=== Section Start ===
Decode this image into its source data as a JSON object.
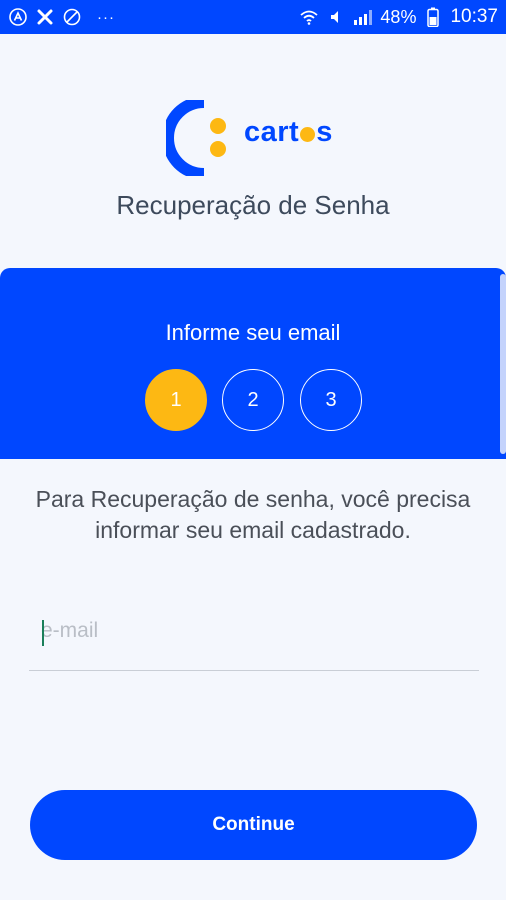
{
  "status_bar": {
    "dots": "···",
    "battery_percent": "48%",
    "time": "10:37",
    "left_icons": [
      "app-a-icon",
      "x-icon",
      "no-symbol-icon"
    ],
    "right_icons": [
      "wifi-icon",
      "mute-icon",
      "signal-icon",
      "battery-icon"
    ]
  },
  "logo": {
    "text_prefix": "cart",
    "text_suffix": "s",
    "brand_blue": "#0047ff",
    "brand_yellow": "#fdb813"
  },
  "page": {
    "title": "Recuperação de Senha"
  },
  "steps": {
    "title": "Informe seu email",
    "items": [
      {
        "label": "1",
        "active": true
      },
      {
        "label": "2",
        "active": false
      },
      {
        "label": "3",
        "active": false
      }
    ]
  },
  "instruction": {
    "text": "Para Recuperação de senha, você precisa informar seu email cadastrado."
  },
  "email": {
    "placeholder": "e-mail",
    "value": ""
  },
  "continue_button": {
    "label": "Continue"
  },
  "colors": {
    "primary": "#0047ff",
    "accent": "#fdb813",
    "background": "#f4f7fd"
  }
}
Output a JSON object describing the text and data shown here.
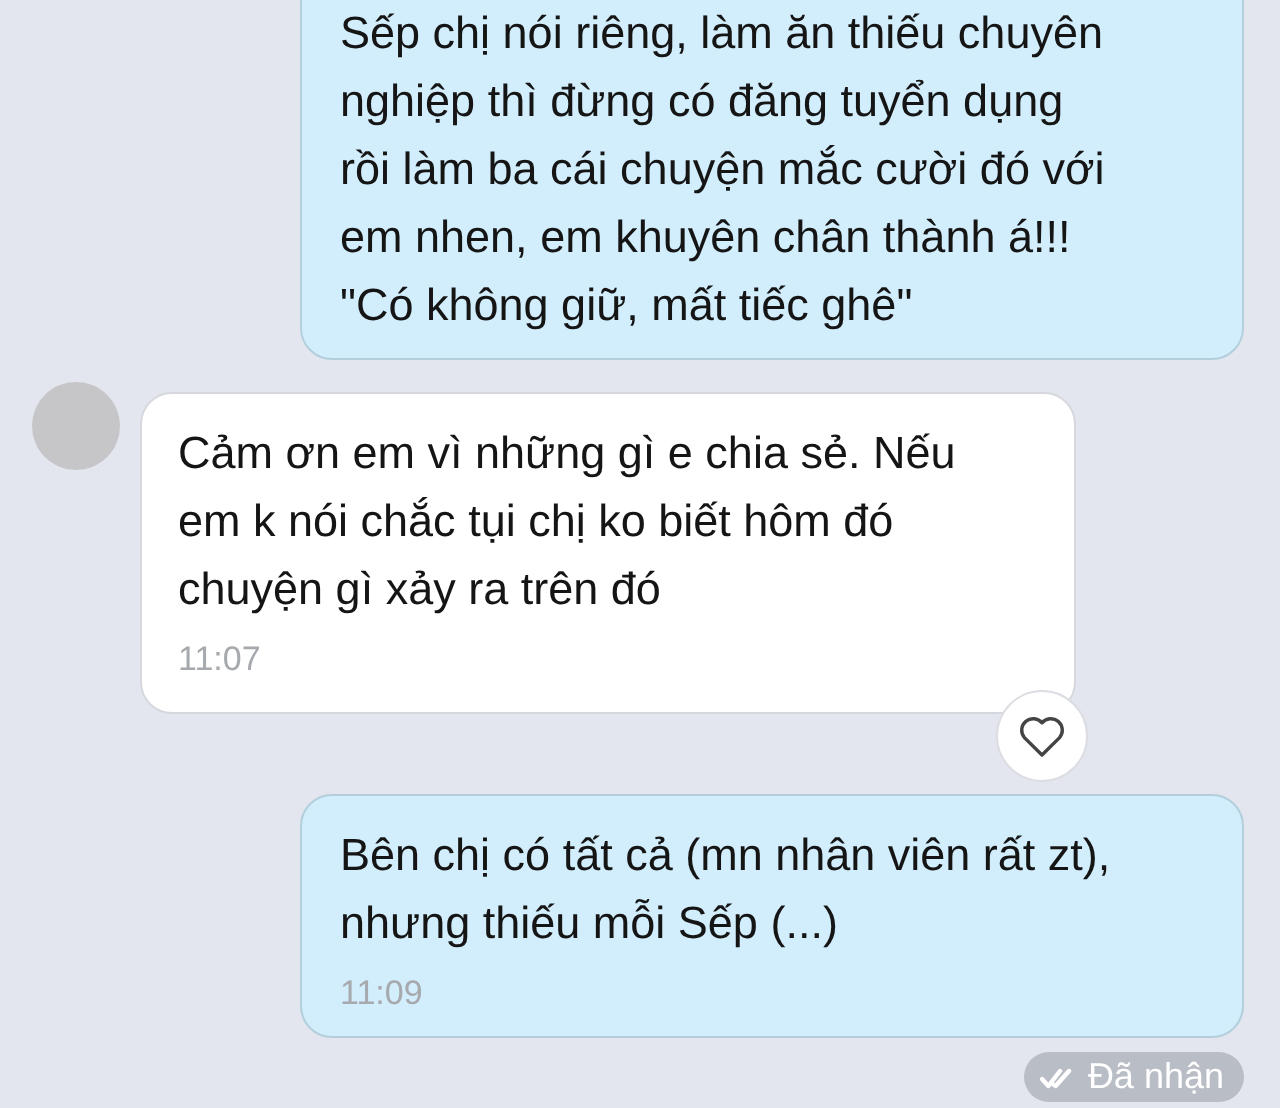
{
  "messages": [
    {
      "kind": "outgoing",
      "text": "Sếp chị nói riêng, làm ăn thiếu chuyên\nnghiệp thì đừng có đăng tuyển dụng\nrồi làm ba cái chuyện mắc cười đó với\nem nhen, em khuyên chân thành á!!!\n\"Có không giữ, mất tiếc ghê\""
    },
    {
      "kind": "incoming",
      "text": "Cảm ơn em vì những gì e chia sẻ. Nếu\nem k nói chắc tụi chị ko biết hôm đó\nchuyện gì xảy ra trên đó",
      "time": "11:07",
      "react_button": true
    },
    {
      "kind": "outgoing",
      "text": "Bên chị có tất cả (mn nhân viên rất zt),\nnhưng thiếu mỗi Sếp (...)",
      "time": "11:09",
      "status": "Đã nhận"
    }
  ]
}
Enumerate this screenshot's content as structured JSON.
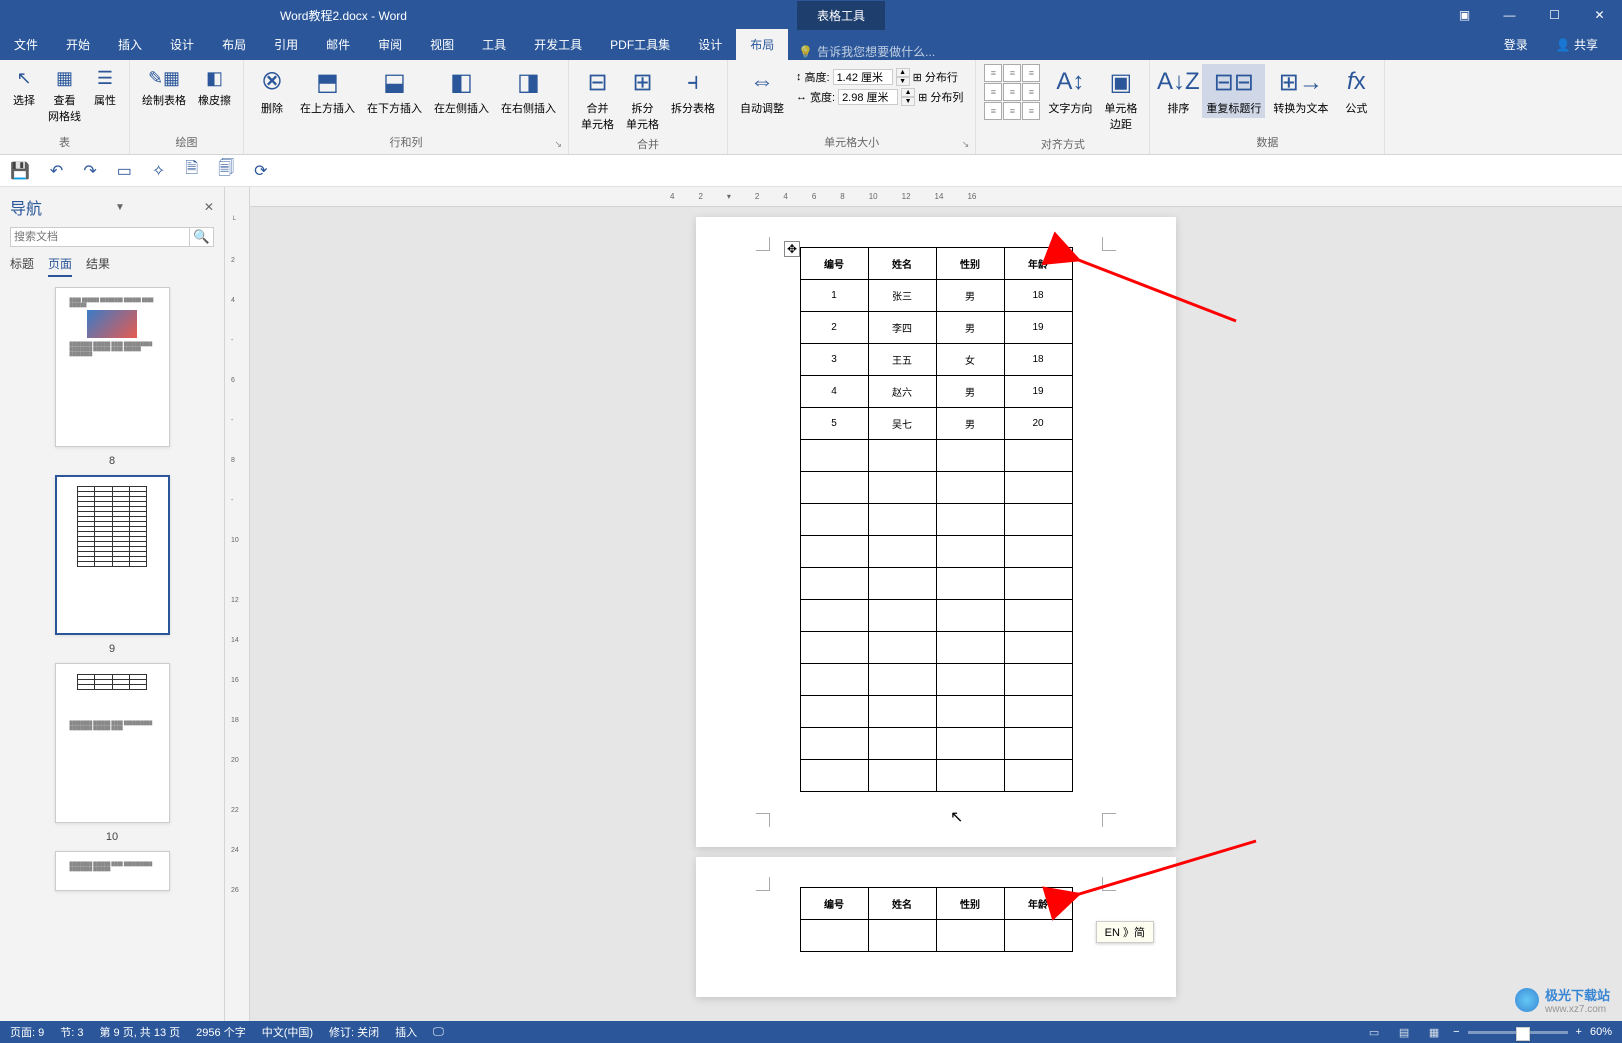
{
  "window": {
    "doc_title": "Word教程2.docx - Word",
    "tool_tab": "表格工具",
    "min": "—",
    "max": "☐",
    "close": "✕",
    "restore": "▣"
  },
  "menu": {
    "file": "文件",
    "home": "开始",
    "insert": "插入",
    "design": "设计",
    "layout": "布局",
    "references": "引用",
    "mail": "邮件",
    "review": "审阅",
    "view": "视图",
    "tools": "工具",
    "devtools": "开发工具",
    "pdf": "PDF工具集",
    "table_design": "设计",
    "table_layout": "布局",
    "tell_me": "告诉我您想要做什么...",
    "login": "登录",
    "share": "共享"
  },
  "ribbon": {
    "select": "选择",
    "gridlines": "查看\n网格线",
    "properties": "属性",
    "group_table": "表",
    "draw": "绘制表格",
    "eraser": "橡皮擦",
    "group_draw": "绘图",
    "delete": "删除",
    "insert_above": "在上方插入",
    "insert_below": "在下方插入",
    "insert_left": "在左侧插入",
    "insert_right": "在右侧插入",
    "group_rowscols": "行和列",
    "merge": "合并\n单元格",
    "split": "拆分\n单元格",
    "split_table": "拆分表格",
    "group_merge": "合并",
    "autofit": "自动调整",
    "height_label": "高度:",
    "height_value": "1.42 厘米",
    "width_label": "宽度:",
    "width_value": "2.98 厘米",
    "dist_rows": "分布行",
    "dist_cols": "分布列",
    "group_cellsize": "单元格大小",
    "text_dir": "文字方向",
    "margins": "单元格\n边距",
    "group_align": "对齐方式",
    "sort": "排序",
    "repeat_header": "重复标题行",
    "to_text": "转换为文本",
    "formula": "公式",
    "group_data": "数据"
  },
  "nav": {
    "title": "导航",
    "search_placeholder": "搜索文档",
    "tab_headings": "标题",
    "tab_pages": "页面",
    "tab_results": "结果",
    "page8": "8",
    "page9": "9",
    "page10": "10"
  },
  "table": {
    "headers": [
      "编号",
      "姓名",
      "性别",
      "年龄"
    ],
    "rows": [
      [
        "1",
        "张三",
        "男",
        "18"
      ],
      [
        "2",
        "李四",
        "男",
        "19"
      ],
      [
        "3",
        "王五",
        "女",
        "18"
      ],
      [
        "4",
        "赵六",
        "男",
        "19"
      ],
      [
        "5",
        "吴七",
        "男",
        "20"
      ]
    ]
  },
  "hruler_marks": [
    "4",
    "2",
    "",
    "2",
    "4",
    "6",
    "8",
    "10",
    "12",
    "14",
    "16"
  ],
  "ime": "EN 》简",
  "status": {
    "page": "页面: 9",
    "section": "节: 3",
    "page_of": "第 9 页, 共 13 页",
    "words": "2956 个字",
    "lang": "中文(中国)",
    "track": "修订: 关闭",
    "insert": "插入",
    "zoom": "60%"
  },
  "watermark": {
    "name": "极光下载站",
    "url": "www.xz7.com"
  }
}
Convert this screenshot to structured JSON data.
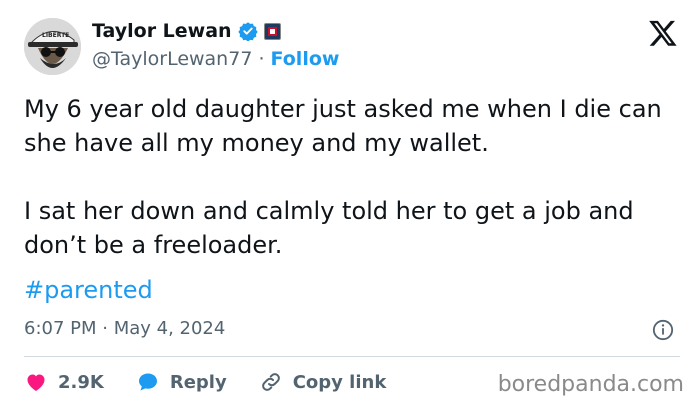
{
  "author": {
    "name": "Taylor Lewan",
    "handle": "@TaylorLewan77",
    "separator": "·",
    "follow_label": "Follow",
    "avatar_cap_text": "LIBERTE",
    "verified_color": "#1d9bf0"
  },
  "tweet": {
    "paragraph1": "My 6 year old daughter just asked me when I die can she have all my money and my wallet.",
    "paragraph2": "I sat her down and calmly told her to get a job and don’t be a freeloader.",
    "hashtag": "#parented",
    "timestamp": "6:07 PM · May 4, 2024"
  },
  "actions": {
    "likes": "2.9K",
    "reply_label": "Reply",
    "copy_link_label": "Copy link"
  },
  "watermark": "boredpanda.com",
  "colors": {
    "accent": "#1d9bf0",
    "heart": "#f91880",
    "muted": "#536471"
  },
  "icons": [
    "x-logo-icon",
    "verified-badge-icon",
    "affiliate-badge-icon",
    "info-icon",
    "heart-icon",
    "reply-bubble-icon",
    "link-icon"
  ]
}
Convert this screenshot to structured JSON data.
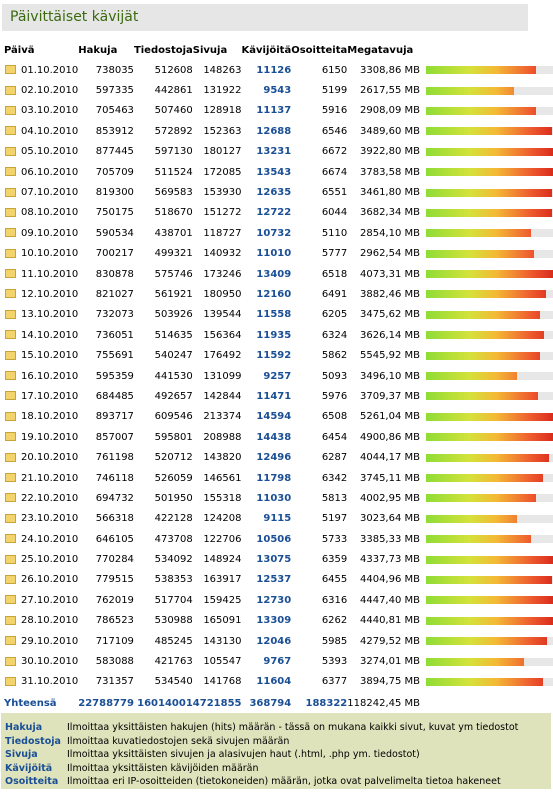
{
  "title": "Päivittäiset kävijät",
  "colors": {
    "link": "#1a4f96",
    "title": "#3b6a0e",
    "bar_low": "#8fdc36",
    "bar_high": "#d9281c",
    "legend_bg": "#dfe3bc"
  },
  "headers": {
    "date": "Päivä",
    "hakuja": "Hakuja",
    "tiedostoja": "Tiedostoja",
    "sivuja": "Sivuja",
    "kavijoita": "Kävijöitä",
    "osoitteita": "Osoitteita",
    "megatavuja": "Megatavuja"
  },
  "rows": [
    {
      "date": "01.10.2010",
      "hakuja": "738035",
      "tiedostoja": "512608",
      "sivuja": "148263",
      "kavijoita": "11126",
      "osoitteita": "6150",
      "mb": "3308,86 MB",
      "level": 0.75
    },
    {
      "date": "02.10.2010",
      "hakuja": "597335",
      "tiedostoja": "442861",
      "sivuja": "131922",
      "kavijoita": "9543",
      "osoitteita": "5199",
      "mb": "2617,55 MB",
      "level": 0.6
    },
    {
      "date": "03.10.2010",
      "hakuja": "705463",
      "tiedostoja": "507460",
      "sivuja": "128918",
      "kavijoita": "11137",
      "osoitteita": "5916",
      "mb": "2908,09 MB",
      "level": 0.75
    },
    {
      "date": "04.10.2010",
      "hakuja": "853912",
      "tiedostoja": "572892",
      "sivuja": "152363",
      "kavijoita": "12688",
      "osoitteita": "6546",
      "mb": "3489,60 MB",
      "level": 0.86
    },
    {
      "date": "05.10.2010",
      "hakuja": "877445",
      "tiedostoja": "597130",
      "sivuja": "180127",
      "kavijoita": "13231",
      "osoitteita": "6672",
      "mb": "3922,80 MB",
      "level": 0.91
    },
    {
      "date": "06.10.2010",
      "hakuja": "705709",
      "tiedostoja": "511524",
      "sivuja": "172085",
      "kavijoita": "13543",
      "osoitteita": "6674",
      "mb": "3783,58 MB",
      "level": 0.87
    },
    {
      "date": "07.10.2010",
      "hakuja": "819300",
      "tiedostoja": "569583",
      "sivuja": "153930",
      "kavijoita": "12635",
      "osoitteita": "6551",
      "mb": "3461,80 MB",
      "level": 0.86
    },
    {
      "date": "08.10.2010",
      "hakuja": "750175",
      "tiedostoja": "518670",
      "sivuja": "151272",
      "kavijoita": "12722",
      "osoitteita": "6044",
      "mb": "3682,34 MB",
      "level": 0.86
    },
    {
      "date": "09.10.2010",
      "hakuja": "590534",
      "tiedostoja": "438701",
      "sivuja": "118727",
      "kavijoita": "10732",
      "osoitteita": "5110",
      "mb": "2854,10 MB",
      "level": 0.72
    },
    {
      "date": "10.10.2010",
      "hakuja": "700217",
      "tiedostoja": "499321",
      "sivuja": "140932",
      "kavijoita": "11010",
      "osoitteita": "5777",
      "mb": "2962,54 MB",
      "level": 0.74
    },
    {
      "date": "11.10.2010",
      "hakuja": "830878",
      "tiedostoja": "575746",
      "sivuja": "173246",
      "kavijoita": "13409",
      "osoitteita": "6518",
      "mb": "4073,31 MB",
      "level": 0.91
    },
    {
      "date": "12.10.2010",
      "hakuja": "821027",
      "tiedostoja": "561921",
      "sivuja": "180950",
      "kavijoita": "12160",
      "osoitteita": "6491",
      "mb": "3882,46 MB",
      "level": 0.82
    },
    {
      "date": "13.10.2010",
      "hakuja": "732073",
      "tiedostoja": "503926",
      "sivuja": "139544",
      "kavijoita": "11558",
      "osoitteita": "6205",
      "mb": "3475,62 MB",
      "level": 0.78
    },
    {
      "date": "14.10.2010",
      "hakuja": "736051",
      "tiedostoja": "514635",
      "sivuja": "156364",
      "kavijoita": "11935",
      "osoitteita": "6324",
      "mb": "3626,14 MB",
      "level": 0.81
    },
    {
      "date": "15.10.2010",
      "hakuja": "755691",
      "tiedostoja": "540247",
      "sivuja": "176492",
      "kavijoita": "11592",
      "osoitteita": "5862",
      "mb": "5545,92 MB",
      "level": 0.78
    },
    {
      "date": "16.10.2010",
      "hakuja": "595359",
      "tiedostoja": "441530",
      "sivuja": "131099",
      "kavijoita": "9257",
      "osoitteita": "5093",
      "mb": "3496,10 MB",
      "level": 0.62
    },
    {
      "date": "17.10.2010",
      "hakuja": "684485",
      "tiedostoja": "492657",
      "sivuja": "142844",
      "kavijoita": "11471",
      "osoitteita": "5976",
      "mb": "3709,37 MB",
      "level": 0.77
    },
    {
      "date": "18.10.2010",
      "hakuja": "893717",
      "tiedostoja": "609546",
      "sivuja": "213374",
      "kavijoita": "14594",
      "osoitteita": "6508",
      "mb": "5261,04 MB",
      "level": 1.0
    },
    {
      "date": "19.10.2010",
      "hakuja": "857007",
      "tiedostoja": "595801",
      "sivuja": "208988",
      "kavijoita": "14438",
      "osoitteita": "6454",
      "mb": "4900,86 MB",
      "level": 0.99
    },
    {
      "date": "20.10.2010",
      "hakuja": "761198",
      "tiedostoja": "520712",
      "sivuja": "143820",
      "kavijoita": "12496",
      "osoitteita": "6287",
      "mb": "4044,17 MB",
      "level": 0.84
    },
    {
      "date": "21.10.2010",
      "hakuja": "746118",
      "tiedostoja": "526059",
      "sivuja": "146561",
      "kavijoita": "11798",
      "osoitteita": "6342",
      "mb": "3745,11 MB",
      "level": 0.8
    },
    {
      "date": "22.10.2010",
      "hakuja": "694732",
      "tiedostoja": "501950",
      "sivuja": "155318",
      "kavijoita": "11030",
      "osoitteita": "5813",
      "mb": "4002,95 MB",
      "level": 0.75
    },
    {
      "date": "23.10.2010",
      "hakuja": "566318",
      "tiedostoja": "422128",
      "sivuja": "124208",
      "kavijoita": "9115",
      "osoitteita": "5197",
      "mb": "3023,64 MB",
      "level": 0.62
    },
    {
      "date": "24.10.2010",
      "hakuja": "646105",
      "tiedostoja": "473708",
      "sivuja": "122706",
      "kavijoita": "10506",
      "osoitteita": "5733",
      "mb": "3385,33 MB",
      "level": 0.72
    },
    {
      "date": "25.10.2010",
      "hakuja": "770284",
      "tiedostoja": "534092",
      "sivuja": "148924",
      "kavijoita": "13075",
      "osoitteita": "6359",
      "mb": "4337,73 MB",
      "level": 0.9
    },
    {
      "date": "26.10.2010",
      "hakuja": "779515",
      "tiedostoja": "538353",
      "sivuja": "163917",
      "kavijoita": "12537",
      "osoitteita": "6455",
      "mb": "4404,96 MB",
      "level": 0.86
    },
    {
      "date": "27.10.2010",
      "hakuja": "762019",
      "tiedostoja": "517704",
      "sivuja": "159425",
      "kavijoita": "12730",
      "osoitteita": "6316",
      "mb": "4447,40 MB",
      "level": 0.87
    },
    {
      "date": "28.10.2010",
      "hakuja": "786523",
      "tiedostoja": "530988",
      "sivuja": "165091",
      "kavijoita": "13309",
      "osoitteita": "6262",
      "mb": "4440,81 MB",
      "level": 0.91
    },
    {
      "date": "29.10.2010",
      "hakuja": "717109",
      "tiedostoja": "485245",
      "sivuja": "143130",
      "kavijoita": "12046",
      "osoitteita": "5985",
      "mb": "4279,52 MB",
      "level": 0.83
    },
    {
      "date": "30.10.2010",
      "hakuja": "583088",
      "tiedostoja": "421763",
      "sivuja": "105547",
      "kavijoita": "9767",
      "osoitteita": "5393",
      "mb": "3274,01 MB",
      "level": 0.67
    },
    {
      "date": "31.10.2010",
      "hakuja": "731357",
      "tiedostoja": "534540",
      "sivuja": "141768",
      "kavijoita": "11604",
      "osoitteita": "6377",
      "mb": "3894,75 MB",
      "level": 0.8
    }
  ],
  "total": {
    "label": "Yhteensä",
    "hakuja": "22788779",
    "tiedostoja": "16014001",
    "sivuja": "4721855",
    "kavijoita": "368794",
    "osoitteita": "188322",
    "mb": "118242,45 MB"
  },
  "legend": [
    {
      "key": "Hakuja",
      "desc": "Ilmoittaa yksittäisten hakujen (hits) määrän - tässä on mukana kaikki sivut, kuvat ym tiedostot"
    },
    {
      "key": "Tiedostoja",
      "desc": "Ilmoittaa kuvatiedostojen sekä sivujen määrän"
    },
    {
      "key": "Sivuja",
      "desc": "Ilmoittaa yksittäisten sivujen ja alasivujen haut (.html, .php ym. tiedostot)"
    },
    {
      "key": "Kävijöitä",
      "desc": "Ilmoittaa yksittäisten kävijöiden määrän"
    },
    {
      "key": "Osoitteita",
      "desc": "Ilmoittaa eri IP-osoitteiden (tietokoneiden) määrän, jotka ovat palvelimelta tietoa hakeneet"
    }
  ]
}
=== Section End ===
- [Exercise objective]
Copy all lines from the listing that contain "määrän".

- [Task response]
      "desc": "Ilmoittaa yksittäisten hakujen (hits) määrän - tässä on mukana kaikki sivut, kuvat ym tiedostot"
      "desc": "Ilmoittaa kuvatiedostojen sekä sivujen määrän"
      "desc": "Ilmoittaa yksittäisten kävijöiden määrän"
      "desc": "Ilmoittaa eri IP-osoitteiden (tietokoneiden) määrän, jotka ovat palvelimelta tietoa hakeneet"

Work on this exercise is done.